A Python wrapper for the libffm library.
git clone firstname.lastname@example.org:turi-code/GraphLab-Create-SDK.git sdk git clone email@example.com:turi-code/python-libffm.git ffm cd ffm make
To run the following examples you will also need to register for GraphLab Create. This software is free for non-commercial use and has a 30 day free trial otherwise.
After that, try running the basic example:
If you want to try a less synthetic example, download the 1TB Criteo dataset. First test things out with a small sample of the dataset.
gzip -cd day_0.gz| head -n 1000000 > criteo-sample.tsv
Next we have a sample script for performing some of the same types of feature engineering that the contest winners have been using:
Train a FFM model on this data.
You should see something like the following (which appears to be overfitting in this example):
PROGRESS: iter tr_logloss va_logloss PROGRESS: 0 0.12794 0.12353 PROGRESS: 1 0.10907 0.12636 PROGRESS: 2 0.09263 0.13318 PROGRESS: 3 0.07679 0.14200 PROGRESS: 4 0.06411 0.15130 PROGRESS: 5 0.05484 0.16034 ...
The package makes it easy to train models directly from SFrames.
import ffm train = gl.SFrame('examples/small.tr.sframe') test = gl.SFrame('examples/small.te.sframe') m = ffm.FFM(lam=.1) m.fit(train, target='y', nr_iters=50) yhat = m.predict(test)
Each column is interpreted as a separate "field" in the model. Only dict columns are currently supported, where the keys of each dict are integers that represent the feature id.
libfmm.cpp: uses C++ macros provided by Turi's SDK to wrap
libffm's methods as Python classes and methods.
fmm.py: a scikit-learn-style wrapper.
lib/: the original library, where cout statements have been replaced with Turi's
progress_streamto allow progress printing to Python.

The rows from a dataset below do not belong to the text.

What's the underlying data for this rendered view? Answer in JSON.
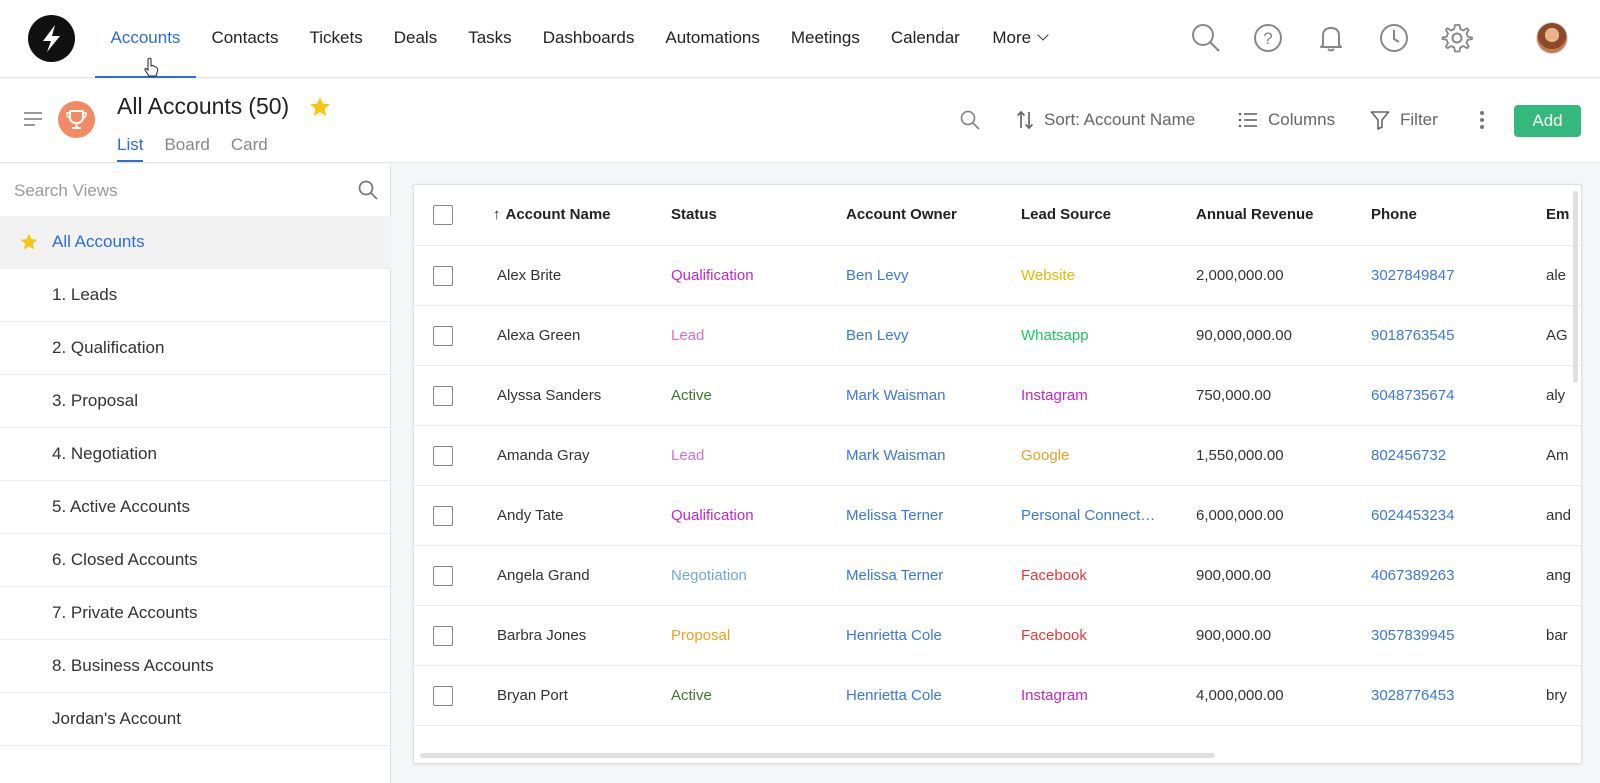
{
  "nav": {
    "items": [
      {
        "label": "Accounts",
        "active": true
      },
      {
        "label": "Contacts"
      },
      {
        "label": "Tickets"
      },
      {
        "label": "Deals"
      },
      {
        "label": "Tasks"
      },
      {
        "label": "Dashboards"
      },
      {
        "label": "Automations"
      },
      {
        "label": "Meetings"
      },
      {
        "label": "Calendar"
      }
    ],
    "more_label": "More",
    "icons": [
      "search-icon",
      "help-icon",
      "bell-icon",
      "clock-icon",
      "gear-icon",
      "avatar"
    ]
  },
  "header": {
    "title": "All Accounts",
    "count": "(50)",
    "view_tabs": [
      {
        "label": "List",
        "active": true
      },
      {
        "label": "Board"
      },
      {
        "label": "Card"
      }
    ],
    "sort_label": "Sort: Account Name",
    "columns_label": "Columns",
    "filter_label": "Filter",
    "add_label": "Add"
  },
  "sidebar": {
    "search_placeholder": "Search Views",
    "views": [
      {
        "label": "All Accounts",
        "active": true,
        "starred": true
      },
      {
        "label": "1. Leads"
      },
      {
        "label": "2. Qualification"
      },
      {
        "label": "3. Proposal"
      },
      {
        "label": "4. Negotiation"
      },
      {
        "label": "5. Active Accounts"
      },
      {
        "label": "6. Closed Accounts"
      },
      {
        "label": "7. Private Accounts"
      },
      {
        "label": "8. Business Accounts"
      },
      {
        "label": "Jordan's Account"
      }
    ]
  },
  "table": {
    "columns": [
      "Account Name",
      "Status",
      "Account Owner",
      "Lead Source",
      "Annual Revenue",
      "Phone",
      "Em"
    ],
    "sort_arrow": "↑",
    "rows": [
      {
        "name": "Alex Brite",
        "status": "Qualification",
        "owner": "Ben Levy",
        "source": "Website",
        "revenue": "2,000,000.00",
        "phone": "3027849847",
        "email": "ale"
      },
      {
        "name": "Alexa Green",
        "status": "Lead",
        "owner": "Ben Levy",
        "source": "Whatsapp",
        "revenue": "90,000,000.00",
        "phone": "9018763545",
        "email": "AG"
      },
      {
        "name": "Alyssa Sanders",
        "status": "Active",
        "owner": "Mark Waisman",
        "source": "Instagram",
        "revenue": "750,000.00",
        "phone": "6048735674",
        "email": "aly"
      },
      {
        "name": "Amanda Gray",
        "status": "Lead",
        "owner": "Mark Waisman",
        "source": "Google",
        "revenue": "1,550,000.00",
        "phone": "802456732",
        "email": "Am"
      },
      {
        "name": "Andy Tate",
        "status": "Qualification",
        "owner": "Melissa Terner",
        "source": "Personal Connect…",
        "revenue": "6,000,000.00",
        "phone": "6024453234",
        "email": "and"
      },
      {
        "name": "Angela Grand",
        "status": "Negotiation",
        "owner": "Melissa Terner",
        "source": "Facebook",
        "revenue": "900,000.00",
        "phone": "4067389263",
        "email": "ang"
      },
      {
        "name": "Barbra Jones",
        "status": "Proposal",
        "owner": "Henrietta Cole",
        "source": "Facebook",
        "revenue": "900,000.00",
        "phone": "3057839945",
        "email": "bar"
      },
      {
        "name": "Bryan Port",
        "status": "Active",
        "owner": "Henrietta Cole",
        "source": "Instagram",
        "revenue": "4,000,000.00",
        "phone": "3028776453",
        "email": "bry"
      }
    ]
  },
  "colors": {
    "accent": "#2d6be0",
    "add_button": "#34b87c",
    "status": {
      "Qualification": "#c026d3",
      "Lead": "#d46fd6",
      "Active": "#3b7a2a",
      "Negotiation": "#6fa8dc",
      "Proposal": "#f0a020"
    },
    "source": {
      "Website": "#e6b800",
      "Whatsapp": "#1fc760",
      "Instagram": "#c026d3",
      "Google": "#f0a020",
      "Personal Connect…": "#3b78dd",
      "Facebook": "#e53935"
    }
  }
}
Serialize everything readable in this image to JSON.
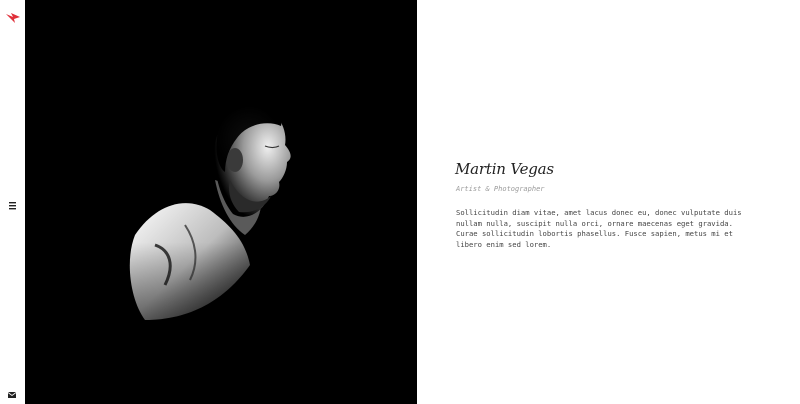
{
  "nav": {
    "logo": "bird-logo-icon",
    "menu_icon": "hamburger-menu-icon",
    "contact_icon": "envelope-icon",
    "accent_color": "#e0303a"
  },
  "photo": {
    "subject": "portrait",
    "background_color": "#000000"
  },
  "profile": {
    "name": "Martin Vegas",
    "role": "Artist & Photographer",
    "description": "Sollicitudin diam vitae, amet lacus donec eu, donec vulputate duis nullam nulla, suscipit nulla orci, ornare maecenas eget gravida. Curae sollicitudin lobortis phasellus. Fusce sapien, metus mi et libero enim sed lorem."
  }
}
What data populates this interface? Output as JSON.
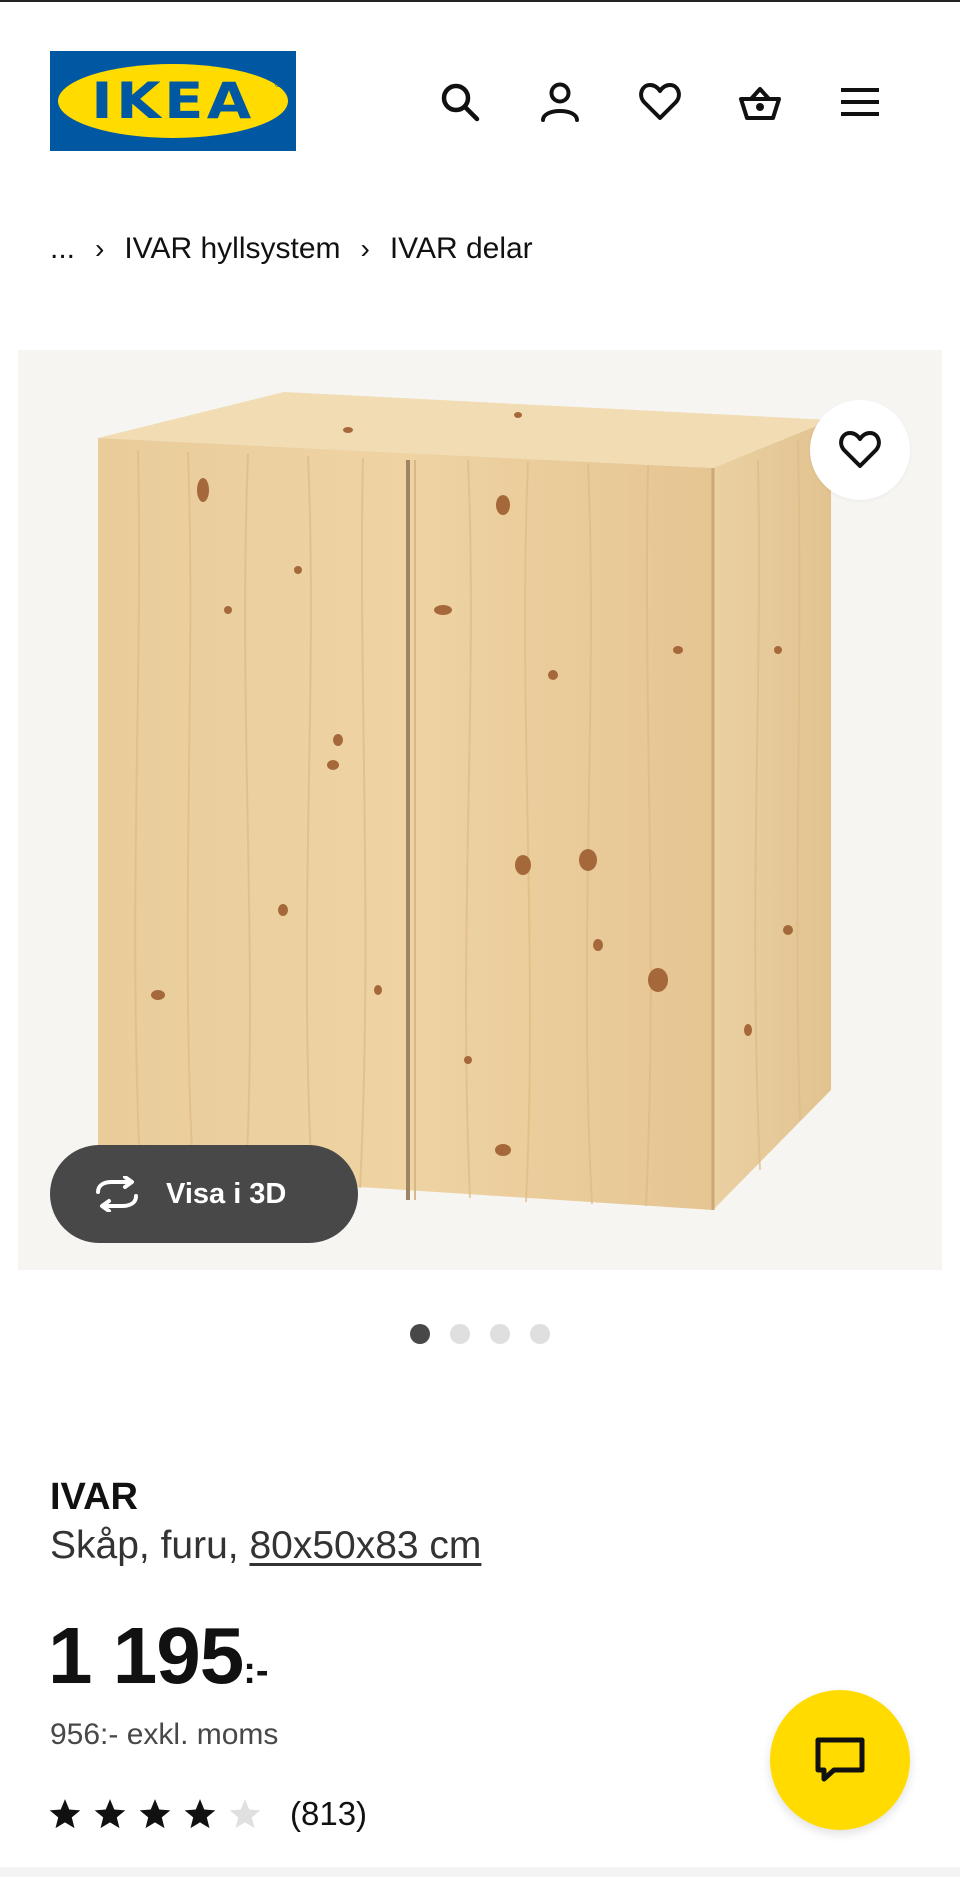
{
  "brand": {
    "logo_text": "IKEA",
    "registered": "®"
  },
  "header": {
    "icons": [
      "search-icon",
      "account-icon",
      "heart-icon",
      "basket-icon",
      "menu-icon"
    ]
  },
  "breadcrumb": {
    "items": [
      {
        "label": "..."
      },
      {
        "label": "IVAR hyllsystem"
      },
      {
        "label": "IVAR delar"
      }
    ],
    "separator": "›"
  },
  "gallery": {
    "view_3d_label": "Visa i 3D",
    "current_image": 1,
    "image_count": 4
  },
  "product": {
    "name": "IVAR",
    "description": "Skåp, furu,",
    "size": "80x50x83 cm",
    "price_main": "1 195",
    "price_suffix": ":-",
    "price_excl_vat": "956:- exkl. moms",
    "rating_value": 4,
    "rating_max": 5,
    "review_count": "(813)"
  },
  "colors": {
    "ikea_blue": "#0058a3",
    "ikea_yellow": "#ffdb00",
    "dark_button": "#484848"
  }
}
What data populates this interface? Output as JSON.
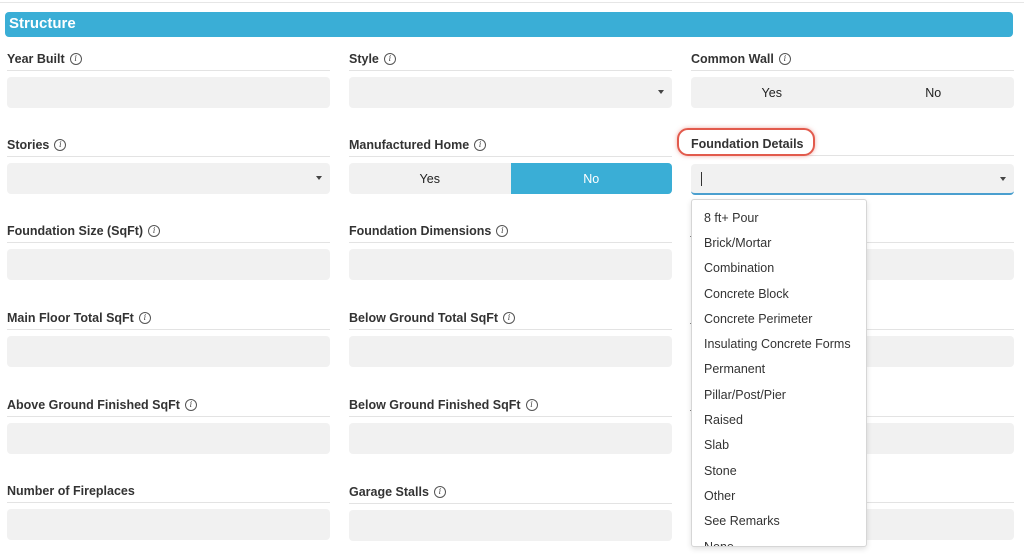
{
  "section": {
    "title": "Structure"
  },
  "fields": {
    "year_built": {
      "label": "Year Built"
    },
    "style": {
      "label": "Style"
    },
    "common_wall": {
      "label": "Common Wall",
      "options": [
        "Yes",
        "No"
      ]
    },
    "stories": {
      "label": "Stories"
    },
    "manufactured_home": {
      "label": "Manufactured Home",
      "options": [
        "Yes",
        "No"
      ],
      "selected": "No"
    },
    "foundation_details": {
      "label": "Foundation Details"
    },
    "foundation_size": {
      "label": "Foundation Size (SqFt)"
    },
    "foundation_dimensions": {
      "label": "Foundation Dimensions"
    },
    "main_floor_total": {
      "label": "Main Floor Total SqFt"
    },
    "below_ground_total": {
      "label": "Below Ground Total SqFt"
    },
    "above_ground_finished": {
      "label": "Above Ground Finished SqFt"
    },
    "below_ground_finished": {
      "label": "Below Ground Finished SqFt"
    },
    "fireplaces": {
      "label": "Number of Fireplaces"
    },
    "garage_stalls": {
      "label": "Garage Stalls"
    }
  },
  "foundation_dropdown": {
    "options": [
      "8 ft+ Pour",
      "Brick/Mortar",
      "Combination",
      "Concrete Block",
      "Concrete Perimeter",
      "Insulating Concrete Forms",
      "Permanent",
      "Pillar/Post/Pier",
      "Raised",
      "Slab",
      "Stone",
      "Other",
      "See Remarks",
      "None"
    ]
  },
  "colors": {
    "accent": "#3aaed6",
    "highlight": "#e25a4c",
    "field_bg": "#f1f1f1"
  },
  "icons": {
    "info": "info-circle-icon",
    "caret": "caret-down-icon"
  }
}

examples/: example scripts for training models using the sample data provided with the original package as well as with data similar to Kaggle's criteo competition.
For more on how and why we made this, see the blog post.
This package provided under the 3-clause BSD license.